* [REQUIREMENT]: Produce the same data once more, line for line.

* [Website and app data records]:
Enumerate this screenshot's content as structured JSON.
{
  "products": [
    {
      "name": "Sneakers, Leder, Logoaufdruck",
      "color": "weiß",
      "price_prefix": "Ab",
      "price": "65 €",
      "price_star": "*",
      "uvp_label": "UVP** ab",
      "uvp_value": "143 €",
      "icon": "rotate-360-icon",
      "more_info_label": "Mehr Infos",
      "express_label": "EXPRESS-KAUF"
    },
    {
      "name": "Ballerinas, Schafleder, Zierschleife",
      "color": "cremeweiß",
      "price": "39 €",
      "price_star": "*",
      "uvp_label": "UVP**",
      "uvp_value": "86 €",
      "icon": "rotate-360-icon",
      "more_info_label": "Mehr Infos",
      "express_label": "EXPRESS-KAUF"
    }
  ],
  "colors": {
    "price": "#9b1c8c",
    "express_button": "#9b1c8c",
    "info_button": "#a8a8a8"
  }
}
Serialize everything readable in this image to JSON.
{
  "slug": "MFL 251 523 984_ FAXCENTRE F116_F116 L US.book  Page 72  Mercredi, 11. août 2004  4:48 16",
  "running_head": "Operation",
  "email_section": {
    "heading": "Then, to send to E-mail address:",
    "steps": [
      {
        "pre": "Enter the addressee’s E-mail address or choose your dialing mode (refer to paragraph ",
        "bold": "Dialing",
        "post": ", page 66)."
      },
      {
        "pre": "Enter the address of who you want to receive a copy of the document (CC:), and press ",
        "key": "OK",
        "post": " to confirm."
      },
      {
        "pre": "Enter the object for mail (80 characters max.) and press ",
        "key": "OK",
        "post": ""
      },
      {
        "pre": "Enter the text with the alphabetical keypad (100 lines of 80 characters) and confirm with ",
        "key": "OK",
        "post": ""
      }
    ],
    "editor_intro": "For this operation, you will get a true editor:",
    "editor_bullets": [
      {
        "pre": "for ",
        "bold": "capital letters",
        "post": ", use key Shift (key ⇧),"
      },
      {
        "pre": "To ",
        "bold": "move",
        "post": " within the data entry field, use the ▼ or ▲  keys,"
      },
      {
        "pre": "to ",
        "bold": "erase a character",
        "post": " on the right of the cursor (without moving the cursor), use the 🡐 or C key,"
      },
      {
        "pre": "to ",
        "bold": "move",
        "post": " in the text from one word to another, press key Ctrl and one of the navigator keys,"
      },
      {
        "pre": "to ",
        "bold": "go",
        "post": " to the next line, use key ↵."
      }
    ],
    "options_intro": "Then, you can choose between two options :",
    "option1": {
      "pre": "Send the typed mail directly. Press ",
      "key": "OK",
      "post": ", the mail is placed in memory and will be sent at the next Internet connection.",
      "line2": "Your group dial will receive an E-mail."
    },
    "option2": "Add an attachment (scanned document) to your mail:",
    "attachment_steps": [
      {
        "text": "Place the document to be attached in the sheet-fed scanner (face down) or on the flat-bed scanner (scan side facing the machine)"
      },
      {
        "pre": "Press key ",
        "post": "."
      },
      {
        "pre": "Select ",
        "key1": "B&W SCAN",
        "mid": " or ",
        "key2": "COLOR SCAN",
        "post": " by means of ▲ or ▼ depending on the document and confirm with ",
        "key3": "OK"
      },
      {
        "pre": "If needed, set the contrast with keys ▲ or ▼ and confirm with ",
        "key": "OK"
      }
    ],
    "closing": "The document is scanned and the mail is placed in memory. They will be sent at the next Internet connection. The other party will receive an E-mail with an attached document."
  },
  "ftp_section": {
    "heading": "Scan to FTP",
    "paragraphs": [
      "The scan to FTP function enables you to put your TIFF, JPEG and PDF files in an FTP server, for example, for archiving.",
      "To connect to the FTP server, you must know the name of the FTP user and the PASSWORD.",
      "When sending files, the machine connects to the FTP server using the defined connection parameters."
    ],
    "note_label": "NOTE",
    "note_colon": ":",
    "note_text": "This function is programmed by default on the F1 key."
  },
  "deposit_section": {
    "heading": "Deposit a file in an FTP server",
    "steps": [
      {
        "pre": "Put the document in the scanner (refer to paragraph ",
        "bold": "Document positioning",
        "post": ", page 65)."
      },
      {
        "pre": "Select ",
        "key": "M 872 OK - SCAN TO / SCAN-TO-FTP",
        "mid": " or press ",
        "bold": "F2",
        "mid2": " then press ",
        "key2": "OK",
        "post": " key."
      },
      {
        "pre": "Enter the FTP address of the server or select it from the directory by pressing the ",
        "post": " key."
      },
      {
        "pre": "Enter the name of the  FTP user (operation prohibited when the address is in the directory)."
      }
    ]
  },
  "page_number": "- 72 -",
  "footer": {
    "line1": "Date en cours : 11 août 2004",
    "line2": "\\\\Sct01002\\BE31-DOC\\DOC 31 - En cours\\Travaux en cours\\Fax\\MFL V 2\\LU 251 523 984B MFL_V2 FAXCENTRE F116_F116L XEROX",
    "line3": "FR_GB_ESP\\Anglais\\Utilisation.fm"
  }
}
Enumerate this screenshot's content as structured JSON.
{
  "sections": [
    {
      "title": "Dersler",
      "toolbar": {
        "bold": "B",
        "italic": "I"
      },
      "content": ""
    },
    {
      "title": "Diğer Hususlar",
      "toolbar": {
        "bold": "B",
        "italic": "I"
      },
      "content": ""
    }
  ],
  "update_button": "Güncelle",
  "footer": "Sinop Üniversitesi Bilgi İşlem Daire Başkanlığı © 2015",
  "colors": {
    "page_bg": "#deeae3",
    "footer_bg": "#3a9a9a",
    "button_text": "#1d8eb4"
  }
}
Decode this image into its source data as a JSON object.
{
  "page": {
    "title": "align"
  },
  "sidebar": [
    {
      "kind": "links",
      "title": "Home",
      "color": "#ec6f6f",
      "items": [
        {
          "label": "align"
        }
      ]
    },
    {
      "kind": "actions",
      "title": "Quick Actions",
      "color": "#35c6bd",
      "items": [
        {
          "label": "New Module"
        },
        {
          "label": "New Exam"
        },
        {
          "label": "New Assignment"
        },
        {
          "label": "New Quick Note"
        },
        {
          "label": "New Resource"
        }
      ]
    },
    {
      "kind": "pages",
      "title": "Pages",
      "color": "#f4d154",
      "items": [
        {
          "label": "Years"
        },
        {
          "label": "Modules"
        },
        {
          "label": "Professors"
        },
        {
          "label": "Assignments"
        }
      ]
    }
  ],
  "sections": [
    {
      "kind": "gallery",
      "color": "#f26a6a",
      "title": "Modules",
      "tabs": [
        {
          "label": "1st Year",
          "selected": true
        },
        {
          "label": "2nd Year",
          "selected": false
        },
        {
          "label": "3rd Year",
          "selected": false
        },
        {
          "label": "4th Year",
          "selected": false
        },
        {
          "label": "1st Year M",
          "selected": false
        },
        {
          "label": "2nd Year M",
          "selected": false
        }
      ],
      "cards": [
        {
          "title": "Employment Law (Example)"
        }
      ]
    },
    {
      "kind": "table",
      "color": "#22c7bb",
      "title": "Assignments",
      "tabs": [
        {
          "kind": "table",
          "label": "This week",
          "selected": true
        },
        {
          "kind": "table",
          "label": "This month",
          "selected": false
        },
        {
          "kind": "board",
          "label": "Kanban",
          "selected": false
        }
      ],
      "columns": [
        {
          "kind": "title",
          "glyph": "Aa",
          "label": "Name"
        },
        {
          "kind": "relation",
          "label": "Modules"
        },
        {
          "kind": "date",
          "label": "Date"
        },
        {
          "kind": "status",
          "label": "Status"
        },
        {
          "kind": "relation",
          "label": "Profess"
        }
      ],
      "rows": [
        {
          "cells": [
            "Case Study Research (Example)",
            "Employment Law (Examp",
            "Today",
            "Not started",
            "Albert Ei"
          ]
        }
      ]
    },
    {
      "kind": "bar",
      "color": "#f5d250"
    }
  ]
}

* [EXERCISE OUTPUT]:
Enumerate this screenshot's content as structured JSON.
{
  "products": [
    {
      "name": "Sneakers, Leder, Logoaufdruck",
      "color": "weiß",
      "price_prefix": "Ab",
      "price": "65 €",
      "price_star": "*",
      "uvp_label": "UVP** ab",
      "uvp_value": "143 €",
      "icon": "rotate-360-icon",
      "more_info_label": "Mehr Infos",
      "express_label": "EXPRESS-KAUF"
    },
    {
      "name": "Ballerinas, Schafleder, Zierschleife",
      "color": "cremeweiß",
      "price": "39 €",
      "price_star": "*",
      "uvp_label": "UVP**",
      "uvp_value": "86 €",
      "icon": "rotate-360-icon",
      "more_info_label": "Mehr Infos",
      "express_label": "EXPRESS-KAUF"
    }
  ],
  "colors": {
    "price": "#9b1c8c",
    "express_button": "#9b1c8c",
    "info_button": "#a8a8a8"
  }
}
Serialize everything readable in this image to JSON.
{
  "slug": "MFL 251 523 984_ FAXCENTRE F116_F116 L US.book  Page 72  Mercredi, 11. août 2004  4:48 16",
  "running_head": "Operation",
  "email_section": {
    "heading": "Then, to send to E-mail address:",
    "steps": [
      {
        "pre": "Enter the addressee’s E-mail address or choose your dialing mode (refer to paragraph ",
        "bold": "Dialing",
        "post": ", page 66)."
      },
      {
        "pre": "Enter the address of who you want to receive a copy of the document (CC:), and press ",
        "key": "OK",
        "post": " to confirm."
      },
      {
        "pre": "Enter the object for mail (80 characters max.) and press ",
        "key": "OK",
        "post": ""
      },
      {
        "pre": "Enter the text with the alphabetical keypad (100 lines of 80 characters) and confirm with ",
        "key": "OK",
        "post": ""
      }
    ],
    "editor_intro": "For this operation, you will get a true editor:",
    "editor_bullets": [
      {
        "pre": "for ",
        "bold": "capital letters",
        "post": ", use key Shift (key ⇧),"
      },
      {
        "pre": "To ",
        "bold": "move",
        "post": " within the data entry field, use the ▼ or ▲  keys,"
      },
      {
        "pre": "to ",
        "bold": "erase a character",
        "post": " on the right of the cursor (without moving the cursor), use the 🡐 or C key,"
      },
      {
        "pre": "to ",
        "bold": "move",
        "post": " in the text from one word to another, press key Ctrl and one of the navigator keys,"
      },
      {
        "pre": "to ",
        "bold": "go",
        "post": " to the next line, use key ↵."
      }
    ],
    "options_intro": "Then, you can choose between two options :",
    "option1": {
      "pre": "Send the typed mail directly. Press ",
      "key": "OK",
      "post": ", the mail is placed in memory and will be sent at the next Internet connection.",
      "line2": "Your group dial will receive an E-mail."
    },
    "option2": "Add an attachment (scanned document) to your mail:",
    "attachment_steps": [
      {
        "text": "Place the document to be attached in the sheet-fed scanner (face down) or on the flat-bed scanner (scan side facing the machine)"
      },
      {
        "pre": "Press key ",
        "post": "."
      },
      {
        "pre": "Select ",
        "key1": "B&W SCAN",
        "mid": " or ",
        "key2": "COLOR SCAN",
        "post": " by means of ▲ or ▼ depending on the document and confirm with ",
        "key3": "OK"
      },
      {
        "pre": "If needed, set the contrast with keys ▲ or ▼ and confirm with ",
        "key": "OK"
      }
    ],
    "closing": "The document is scanned and the mail is placed in memory. They will be sent at the next Internet connection. The other party will receive an E-mail with an attached document."
  },
  "ftp_section": {
    "heading": "Scan to FTP",
    "paragraphs": [
      "The scan to FTP function enables you to put your TIFF, JPEG and PDF files in an FTP server, for example, for archiving.",
      "To connect to the FTP server, you must know the name of the FTP user and the PASSWORD.",
      "When sending files, the machine connects to the FTP server using the defined connection parameters."
    ],
    "note_label": "NOTE",
    "note_colon": ":",
    "note_text": "This function is programmed by default on the F1 key."
  },
  "deposit_section": {
    "heading": "Deposit a file in an FTP server",
    "steps": [
      {
        "pre": "Put the document in the scanner (refer to paragraph ",
        "bold": "Document positioning",
        "post": ", page 65)."
      },
      {
        "pre": "Select ",
        "key": "M 872 OK - SCAN TO / SCAN-TO-FTP",
        "mid": " or press ",
        "bold": "F2",
        "mid2": " then press ",
        "key2": "OK",
        "post": " key."
      },
      {
        "pre": "Enter the FTP address of the server or select it from the directory by pressing the ",
        "post": " key."
      },
      {
        "pre": "Enter the name of the  FTP user (operation prohibited when the address is in the directory)."
      }
    ]
  },
  "page_number": "- 72 -",
  "footer": {
    "line1": "Date en cours : 11 août 2004",
    "line2": "\\\\Sct01002\\BE31-DOC\\DOC 31 - En cours\\Travaux en cours\\Fax\\MFL V 2\\LU 251 523 984B MFL_V2 FAXCENTRE F116_F116L XEROX",
    "line3": "FR_GB_ESP\\Anglais\\Utilisation.fm"
  }
}
Enumerate this screenshot's content as structured JSON.
{
  "sections": [
    {
      "title": "Dersler",
      "toolbar": {
        "bold": "B",
        "italic": "I"
      },
      "content": ""
    },
    {
      "title": "Diğer Hususlar",
      "toolbar": {
        "bold": "B",
        "italic": "I"
      },
      "content": ""
    }
  ],
  "update_button": "Güncelle",
  "footer": "Sinop Üniversitesi Bilgi İşlem Daire Başkanlığı © 2015",
  "colors": {
    "page_bg": "#deeae3",
    "footer_bg": "#3a9a9a",
    "button_text": "#1d8eb4"
  }
}
Decode this image into its source data as a JSON object.
{
  "page": {
    "title": "align"
  },
  "sidebar": [
    {
      "kind": "links",
      "title": "Home",
      "color": "#ec6f6f",
      "items": [
        {
          "label": "align"
        }
      ]
    },
    {
      "kind": "actions",
      "title": "Quick Actions",
      "color": "#35c6bd",
      "items": [
        {
          "label": "New Module"
        },
        {
          "label": "New Exam"
        },
        {
          "label": "New Assignment"
        },
        {
          "label": "New Quick Note"
        },
        {
          "label": "New Resource"
        }
      ]
    },
    {
      "kind": "pages",
      "title": "Pages",
      "color": "#f4d154",
      "items": [
        {
          "label": "Years"
        },
        {
          "label": "Modules"
        },
        {
          "label": "Professors"
        },
        {
          "label": "Assignments"
        }
      ]
    }
  ],
  "sections": [
    {
      "kind": "gallery",
      "color": "#f26a6a",
      "title": "Modules",
      "tabs": [
        {
          "label": "1st Year",
          "selected": true
        },
        {
          "label": "2nd Year",
          "selected": false
        },
        {
          "label": "3rd Year",
          "selected": false
        },
        {
          "label": "4th Year",
          "selected": false
        },
        {
          "label": "1st Year M",
          "selected": false
        },
        {
          "label": "2nd Year M",
          "selected": false
        }
      ],
      "cards": [
        {
          "title": "Employment Law (Example)"
        }
      ]
    },
    {
      "kind": "table",
      "color": "#22c7bb",
      "title": "Assignments",
      "tabs": [
        {
          "kind": "table",
          "label": "This week",
          "selected": true
        },
        {
          "kind": "table",
          "label": "This month",
          "selected": false
        },
        {
          "kind": "board",
          "label": "Kanban",
          "selected": false
        }
      ],
      "columns": [
        {
          "kind": "title",
          "glyph": "Aa",
          "label": "Name"
        },
        {
          "kind": "relation",
          "label": "Modules"
        },
        {
          "kind": "date",
          "label": "Date"
        },
        {
          "kind": "status",
          "label": "Status"
        },
        {
          "kind": "relation",
          "label": "Profess"
        }
      ],
      "rows": [
        {
          "cells": [
            "Case Study Research (Example)",
            "Employment Law (Examp",
            "Today",
            "Not started",
            "Albert Ei"
          ]
        }
      ]
    },
    {
      "kind": "bar",
      "color": "#f5d250"
    }
  ]
}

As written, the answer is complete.